Action item: Once you have checked each line below for the word "Attachments", give the number of lines that have it and nothing further.

Supplied entries:

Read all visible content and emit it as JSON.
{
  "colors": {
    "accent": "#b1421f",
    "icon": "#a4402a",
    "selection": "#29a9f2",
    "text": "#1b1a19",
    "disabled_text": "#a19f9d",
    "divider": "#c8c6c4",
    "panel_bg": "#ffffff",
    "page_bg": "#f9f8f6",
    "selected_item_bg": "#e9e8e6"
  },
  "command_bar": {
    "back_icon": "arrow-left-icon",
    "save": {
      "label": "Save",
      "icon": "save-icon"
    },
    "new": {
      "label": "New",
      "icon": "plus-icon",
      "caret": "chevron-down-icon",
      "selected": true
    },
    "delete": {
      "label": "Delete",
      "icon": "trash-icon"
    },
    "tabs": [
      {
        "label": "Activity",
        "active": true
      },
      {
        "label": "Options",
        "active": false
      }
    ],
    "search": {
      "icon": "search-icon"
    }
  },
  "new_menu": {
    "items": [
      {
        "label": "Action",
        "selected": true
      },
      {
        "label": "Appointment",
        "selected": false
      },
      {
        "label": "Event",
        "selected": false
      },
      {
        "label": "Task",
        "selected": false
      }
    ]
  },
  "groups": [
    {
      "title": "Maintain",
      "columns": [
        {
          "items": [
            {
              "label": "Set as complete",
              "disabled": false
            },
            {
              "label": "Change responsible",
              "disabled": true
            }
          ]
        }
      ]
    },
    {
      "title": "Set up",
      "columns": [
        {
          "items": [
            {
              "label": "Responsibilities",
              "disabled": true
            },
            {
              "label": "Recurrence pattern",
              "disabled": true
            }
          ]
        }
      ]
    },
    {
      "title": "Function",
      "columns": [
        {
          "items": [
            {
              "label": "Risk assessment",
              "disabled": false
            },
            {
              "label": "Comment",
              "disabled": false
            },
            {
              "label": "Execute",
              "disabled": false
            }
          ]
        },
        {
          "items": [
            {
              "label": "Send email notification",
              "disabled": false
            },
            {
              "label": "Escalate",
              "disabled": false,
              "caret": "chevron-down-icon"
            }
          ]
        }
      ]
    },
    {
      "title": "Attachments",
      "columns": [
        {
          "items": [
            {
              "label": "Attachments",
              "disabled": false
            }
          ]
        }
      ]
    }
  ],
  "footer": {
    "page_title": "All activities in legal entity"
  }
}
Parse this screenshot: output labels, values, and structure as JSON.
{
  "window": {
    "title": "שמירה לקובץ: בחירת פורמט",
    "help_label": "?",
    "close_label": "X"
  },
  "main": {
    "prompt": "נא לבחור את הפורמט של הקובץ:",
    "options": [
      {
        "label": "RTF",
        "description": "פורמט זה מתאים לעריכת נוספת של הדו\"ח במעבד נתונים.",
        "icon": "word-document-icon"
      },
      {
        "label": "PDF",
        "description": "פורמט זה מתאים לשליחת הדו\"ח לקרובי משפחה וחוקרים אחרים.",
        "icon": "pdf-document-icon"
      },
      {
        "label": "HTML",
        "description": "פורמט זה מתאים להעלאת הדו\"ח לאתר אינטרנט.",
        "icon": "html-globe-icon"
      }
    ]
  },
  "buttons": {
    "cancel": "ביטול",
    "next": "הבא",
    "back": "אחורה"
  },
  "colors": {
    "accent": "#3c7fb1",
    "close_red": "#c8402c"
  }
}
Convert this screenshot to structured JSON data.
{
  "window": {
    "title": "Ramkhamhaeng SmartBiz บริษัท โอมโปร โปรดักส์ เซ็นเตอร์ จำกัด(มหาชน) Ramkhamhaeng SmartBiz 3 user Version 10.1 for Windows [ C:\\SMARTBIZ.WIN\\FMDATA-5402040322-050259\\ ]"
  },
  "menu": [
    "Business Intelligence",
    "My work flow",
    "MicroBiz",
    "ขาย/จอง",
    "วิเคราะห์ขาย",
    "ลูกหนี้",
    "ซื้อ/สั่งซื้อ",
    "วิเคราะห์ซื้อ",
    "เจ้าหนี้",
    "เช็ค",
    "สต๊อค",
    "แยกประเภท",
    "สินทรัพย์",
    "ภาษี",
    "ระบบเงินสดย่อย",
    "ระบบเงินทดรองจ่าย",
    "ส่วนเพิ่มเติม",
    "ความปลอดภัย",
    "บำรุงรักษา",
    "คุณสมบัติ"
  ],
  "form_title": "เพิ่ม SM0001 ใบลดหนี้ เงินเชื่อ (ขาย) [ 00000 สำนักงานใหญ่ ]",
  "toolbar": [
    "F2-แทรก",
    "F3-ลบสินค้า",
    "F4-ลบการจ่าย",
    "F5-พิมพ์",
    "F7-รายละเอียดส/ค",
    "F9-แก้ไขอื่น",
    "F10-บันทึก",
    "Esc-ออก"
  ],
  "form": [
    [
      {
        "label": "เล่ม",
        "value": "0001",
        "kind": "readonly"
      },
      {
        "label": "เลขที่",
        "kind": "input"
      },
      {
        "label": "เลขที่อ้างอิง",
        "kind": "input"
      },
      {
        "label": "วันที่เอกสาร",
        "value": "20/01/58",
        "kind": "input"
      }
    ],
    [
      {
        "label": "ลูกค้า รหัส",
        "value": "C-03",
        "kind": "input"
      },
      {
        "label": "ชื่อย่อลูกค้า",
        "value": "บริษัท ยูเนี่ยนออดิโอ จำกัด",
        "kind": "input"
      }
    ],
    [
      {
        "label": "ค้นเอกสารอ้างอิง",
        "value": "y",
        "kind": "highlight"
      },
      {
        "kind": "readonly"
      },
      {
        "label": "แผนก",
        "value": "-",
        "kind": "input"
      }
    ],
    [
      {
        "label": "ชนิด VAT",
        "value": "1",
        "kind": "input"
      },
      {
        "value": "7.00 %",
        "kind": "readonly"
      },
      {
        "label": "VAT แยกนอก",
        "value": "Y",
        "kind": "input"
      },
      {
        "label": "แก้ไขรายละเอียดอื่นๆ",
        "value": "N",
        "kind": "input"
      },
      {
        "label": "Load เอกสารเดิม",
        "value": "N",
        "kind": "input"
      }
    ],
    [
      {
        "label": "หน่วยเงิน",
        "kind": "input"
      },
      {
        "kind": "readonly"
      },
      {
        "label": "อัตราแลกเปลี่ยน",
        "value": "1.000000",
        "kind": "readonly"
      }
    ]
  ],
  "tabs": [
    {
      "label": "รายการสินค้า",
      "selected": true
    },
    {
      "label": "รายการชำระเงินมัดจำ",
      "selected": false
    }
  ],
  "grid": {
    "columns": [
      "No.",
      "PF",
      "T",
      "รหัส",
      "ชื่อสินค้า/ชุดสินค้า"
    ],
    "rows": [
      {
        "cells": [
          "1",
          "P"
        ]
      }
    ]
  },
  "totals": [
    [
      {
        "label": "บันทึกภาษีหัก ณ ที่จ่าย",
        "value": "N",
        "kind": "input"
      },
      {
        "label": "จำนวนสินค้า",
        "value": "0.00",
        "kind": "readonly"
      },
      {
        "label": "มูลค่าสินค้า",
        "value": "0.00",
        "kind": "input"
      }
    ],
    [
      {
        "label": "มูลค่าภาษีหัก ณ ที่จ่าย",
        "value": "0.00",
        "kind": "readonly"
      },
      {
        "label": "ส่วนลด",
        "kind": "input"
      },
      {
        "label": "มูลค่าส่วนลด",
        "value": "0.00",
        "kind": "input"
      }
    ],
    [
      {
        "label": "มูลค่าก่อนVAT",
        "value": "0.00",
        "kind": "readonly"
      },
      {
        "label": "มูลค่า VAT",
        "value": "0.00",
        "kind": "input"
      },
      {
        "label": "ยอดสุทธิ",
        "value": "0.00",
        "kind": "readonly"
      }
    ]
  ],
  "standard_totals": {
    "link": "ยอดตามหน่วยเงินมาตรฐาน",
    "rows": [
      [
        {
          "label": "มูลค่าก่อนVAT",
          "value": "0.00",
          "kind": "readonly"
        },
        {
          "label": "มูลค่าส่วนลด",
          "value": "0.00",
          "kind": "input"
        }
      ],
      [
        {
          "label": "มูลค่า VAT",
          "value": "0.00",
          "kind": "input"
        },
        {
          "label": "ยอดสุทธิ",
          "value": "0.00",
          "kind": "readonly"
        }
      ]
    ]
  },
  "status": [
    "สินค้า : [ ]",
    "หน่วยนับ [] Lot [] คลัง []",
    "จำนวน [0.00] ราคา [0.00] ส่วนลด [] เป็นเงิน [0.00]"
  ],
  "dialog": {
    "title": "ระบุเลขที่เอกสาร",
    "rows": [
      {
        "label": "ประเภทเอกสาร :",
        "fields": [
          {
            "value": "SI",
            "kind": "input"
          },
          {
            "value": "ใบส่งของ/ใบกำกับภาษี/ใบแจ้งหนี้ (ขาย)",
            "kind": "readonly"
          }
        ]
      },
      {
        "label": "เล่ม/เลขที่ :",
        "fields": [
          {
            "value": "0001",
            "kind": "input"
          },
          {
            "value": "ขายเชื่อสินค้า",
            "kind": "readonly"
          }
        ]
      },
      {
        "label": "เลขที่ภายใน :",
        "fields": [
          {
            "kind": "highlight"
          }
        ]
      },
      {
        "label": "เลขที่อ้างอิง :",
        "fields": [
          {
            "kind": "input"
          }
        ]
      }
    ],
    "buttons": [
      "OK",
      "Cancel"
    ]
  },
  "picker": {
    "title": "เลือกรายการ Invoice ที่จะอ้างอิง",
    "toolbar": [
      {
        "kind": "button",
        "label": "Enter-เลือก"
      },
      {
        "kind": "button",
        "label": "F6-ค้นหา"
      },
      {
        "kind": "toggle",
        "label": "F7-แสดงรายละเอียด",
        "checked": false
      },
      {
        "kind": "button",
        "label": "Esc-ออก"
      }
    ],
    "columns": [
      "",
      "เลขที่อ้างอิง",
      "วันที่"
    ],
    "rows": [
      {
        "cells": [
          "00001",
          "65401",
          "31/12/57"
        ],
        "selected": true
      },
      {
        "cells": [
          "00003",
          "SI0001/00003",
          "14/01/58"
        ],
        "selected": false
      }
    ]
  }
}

Problem solution: 2